As Rahul said, the Indian regulators either do not understand the disruptive technology – blockchain, cryptocurrencies have to offer or aren’t comfortable working with it yet.
A country with a population of over a billion people has yet not embraced a revolutionary payment mechanism. One of the legendary movements the Indian exchanges started was the support they provided to the crypto-trading community in India. To keep this movement going, the current live exchanges are putting in their best to keep the crypto-community in India going.
We asked a similar question to Nischal Shetty, the CEO of one of India’s largest exchanges – WazirX about how the team thrives? And how they deal with the current limitations of crypto banking bans? He said:
“As a business we’ve evolved with the help of P2P to an extent that we’re able to grow our revenues every month. However, we believe our growth would be 10 times more if banking channels open up and our regulators bring in clarity for everyone. Exchanges around the world are getting positive vibes from their Governments while Indians are still waiting. The entire world is building a new financial infrastructure and India should join in sooner than later. [sic] “
Nischal has always been one of the biggest influencers of the community and one of the biggest accelerators of the #IndiaWantsCrypto movement. The team at WazirX has shown constant support towards the crypto-community and are bullish on the growth that has yet to come.
In the same spirit, of building and development, the CEO of Bitbns Gaurav Dhake said:
Necessity is the mother of invention. Any challenge that was thrown to us we overcame it. Regulatory clarity would help but that was a bottleneck we long overcame. We invented we got new things and thrived and still growing. We are launching in a new country next week 🙂 [sic]

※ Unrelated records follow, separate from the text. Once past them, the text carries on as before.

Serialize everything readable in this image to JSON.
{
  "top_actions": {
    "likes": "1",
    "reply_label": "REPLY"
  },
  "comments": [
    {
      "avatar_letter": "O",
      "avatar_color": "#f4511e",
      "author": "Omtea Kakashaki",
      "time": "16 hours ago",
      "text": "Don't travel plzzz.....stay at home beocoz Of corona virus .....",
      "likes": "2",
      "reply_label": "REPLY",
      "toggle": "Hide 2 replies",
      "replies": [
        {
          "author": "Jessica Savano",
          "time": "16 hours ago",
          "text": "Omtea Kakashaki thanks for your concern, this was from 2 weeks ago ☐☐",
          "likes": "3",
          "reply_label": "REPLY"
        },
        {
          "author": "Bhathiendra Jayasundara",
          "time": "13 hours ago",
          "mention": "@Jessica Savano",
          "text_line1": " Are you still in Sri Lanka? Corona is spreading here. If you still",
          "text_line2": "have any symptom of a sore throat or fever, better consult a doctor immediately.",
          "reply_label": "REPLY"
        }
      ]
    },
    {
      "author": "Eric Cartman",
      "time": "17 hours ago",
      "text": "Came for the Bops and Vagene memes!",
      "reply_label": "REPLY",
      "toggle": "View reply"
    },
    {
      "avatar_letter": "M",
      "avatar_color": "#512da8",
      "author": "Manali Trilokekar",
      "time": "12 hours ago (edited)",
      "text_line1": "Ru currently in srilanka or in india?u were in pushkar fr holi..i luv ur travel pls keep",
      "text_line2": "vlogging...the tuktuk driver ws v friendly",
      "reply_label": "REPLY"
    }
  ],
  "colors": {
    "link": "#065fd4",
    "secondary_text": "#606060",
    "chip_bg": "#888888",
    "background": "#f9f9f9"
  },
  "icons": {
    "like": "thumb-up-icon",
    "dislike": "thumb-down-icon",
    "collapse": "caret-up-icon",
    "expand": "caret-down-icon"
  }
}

While the crypto community had to bid goodbye to one of the oldest exchanges, we can celebrate the efforts, the rest of the exchanges are still putting forward.
Right from tackling questions such as “Sirji when Bitcoin to the moon?” to “What is a blockchain” the exchanges in India are patiently working with the crypto-community and as per my personal view I have seen it grow quite a lot over the years.
Although I’m still sure we are going to face more questions regarding the legality of Bitcoin and how legit ICOs are, I believe we together can change the definition of financial management and sovereignty being the biggest democratic country in the world.